As far as Germany is concerned, the drama of the euro crisis is over. The subject was barely discussed in the country’s recent election campaign. Chancellor Angela Merkel did what was necessary to ensure the euro’s survival, and she did so at the least possible cost to Germany – a feat that earned her the support of pro-European Germans as well as those who trust her to protect German interests. Not surprisingly, she won re-election resoundingly.
Latvia will join the eurozone on January 1, 2014. In 2009, Latvia almost went bankrupt, but recovered surprisingly quickly. Can its path to recovery serve as a blueprint for other European countries?
In case you haven’t noticed, the great European crisis is the biggest political game changer in postwar history.
The Government has decided that Lithuania must have the euro by 2015, whatever the cost. Finance Minister Rimantas Šadžius, though, admits that ordinary people are a little suspicious of a currency switch – remember as they do the last monetary reforms in the country that went less than smoothly.
The European Commission has warned of deepening economic problems in France, Italy and Spain, and said Slovenia must take urgent steps to offset the risk of a wider destabilisation across the eurozone.
Who has invented the tax on Cyprus bank accounts, which the Parliament of the island country doesn’t want to approve? The European Central Bank is trying to lay the blame on the President of Cyprus, and he, in his turn, blames the governments of the Eurozone countries. Meanwhile the issue, as well as the accounts in Cyprus banks have hung up for indefinite period, as they have not yet been able to “break” the MPs. Moscow also tries to take part in the resolution of this problem, which was appointed beyond its will as a “title sponsor” of Cyprus stabilization.
Estonia's President Toomas Hendrik Ilves says he would like Lithuania and Latvia to join the euro zone as soon as possible, adding the accession would enhance the Baltic influence "in the so-called European core."

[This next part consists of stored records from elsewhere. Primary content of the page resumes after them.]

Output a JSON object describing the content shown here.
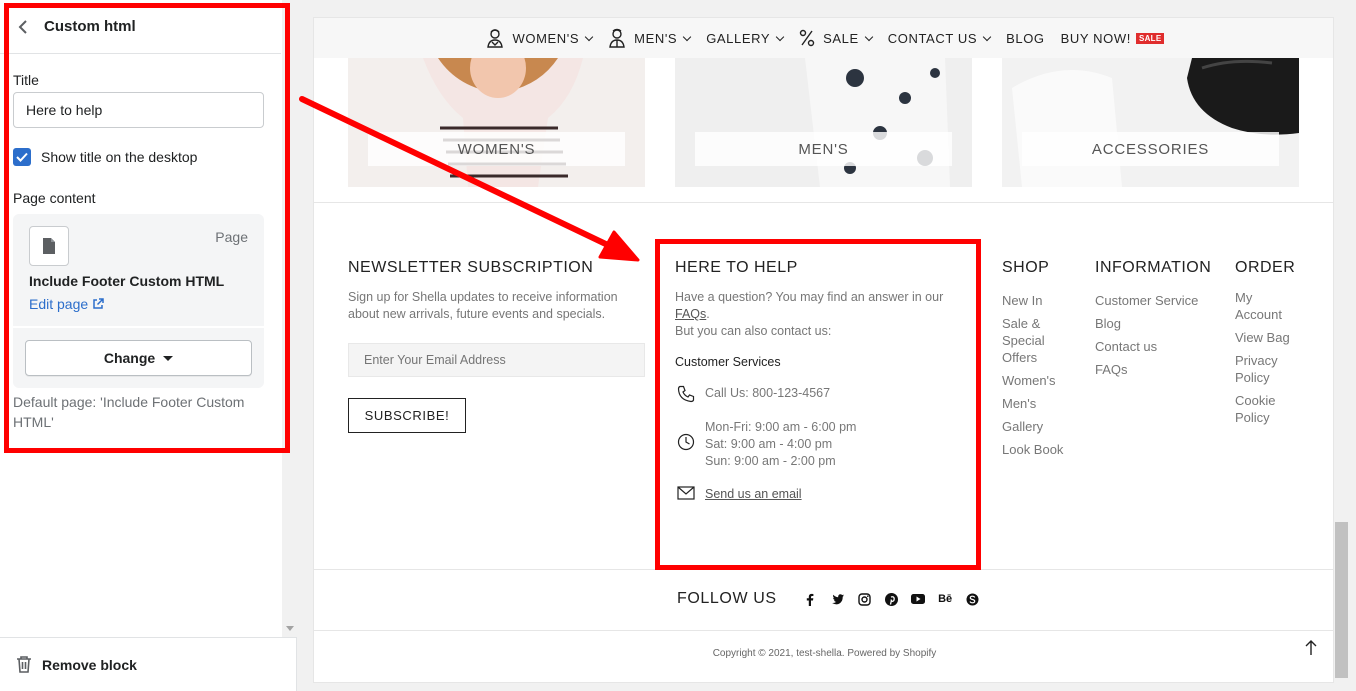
{
  "editor": {
    "header_title": "Custom html",
    "title_label": "Title",
    "title_value": "Here to help",
    "show_title_label": "Show title on the desktop",
    "show_title_checked": true,
    "page_content_label": "Page content",
    "page_type": "Page",
    "page_name": "Include Footer Custom HTML",
    "edit_page_label": "Edit page",
    "change_label": "Change",
    "default_page_text": "Default page: 'Include Footer Custom HTML'",
    "remove_block_label": "Remove block",
    "accent_color": "#2c6ecb"
  },
  "annotation": {
    "highlight_color": "#ff0000"
  },
  "store": {
    "nav": [
      {
        "label": "WOMEN'S",
        "icon": "woman-icon",
        "dropdown": true
      },
      {
        "label": "MEN'S",
        "icon": "man-icon",
        "dropdown": true
      },
      {
        "label": "GALLERY",
        "icon": "",
        "dropdown": true
      },
      {
        "label": "SALE",
        "icon": "percent-icon",
        "dropdown": true
      },
      {
        "label": "CONTACT US",
        "icon": "",
        "dropdown": true
      },
      {
        "label": "BLOG",
        "icon": "",
        "dropdown": false
      },
      {
        "label": "BUY NOW!",
        "icon": "",
        "dropdown": false,
        "badge": "SALE"
      }
    ],
    "categories": [
      "WOMEN'S",
      "MEN'S",
      "ACCESSORIES"
    ],
    "newsletter": {
      "title": "NEWSLETTER SUBSCRIPTION",
      "text": "Sign up for Shella updates to receive information about new arrivals, future events and specials.",
      "email_placeholder": "Enter Your Email Address",
      "button_label": "SUBSCRIBE!"
    },
    "help": {
      "title": "HERE TO HELP",
      "intro_1": "Have a question? You may find an answer in our",
      "faq_link": "FAQs",
      "intro_2": "But you can also contact us:",
      "section_label": "Customer Services",
      "phone": "Call Us: 800-123-4567",
      "hours": [
        "Mon-Fri: 9:00 am - 6:00 pm",
        "Sat: 9:00 am - 4:00 pm",
        "Sun: 9:00 am - 2:00 pm"
      ],
      "email_link": "Send us an email"
    },
    "shop": {
      "title": "SHOP",
      "links": [
        "New In",
        "Sale & Special Offers",
        "Women's",
        "Men's",
        "Gallery",
        "Look Book"
      ]
    },
    "information": {
      "title": "INFORMATION",
      "links": [
        "Customer Service",
        "Blog",
        "Contact us",
        "FAQs"
      ]
    },
    "order": {
      "title": "ORDER",
      "links": [
        "My Account",
        "View Bag",
        "Privacy Policy",
        "Cookie Policy"
      ]
    },
    "follow_title": "FOLLOW US",
    "social": [
      "facebook-icon",
      "twitter-icon",
      "instagram-icon",
      "pinterest-icon",
      "youtube-icon",
      "behance-icon",
      "skype-icon"
    ],
    "behance_text": "Bē",
    "copyright": "Copyright © 2021, test-shella. Powered by Shopify",
    "sale_color": "#e02d2d"
  }
}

Like many other regions around the world, Central Europe (CE) was profoundly affected by the global economic crisis. This article discusses the way CE countries have been handling the effects of the global crisis in the region by looking into changes in the macroeconomic indicators over the past 2 years.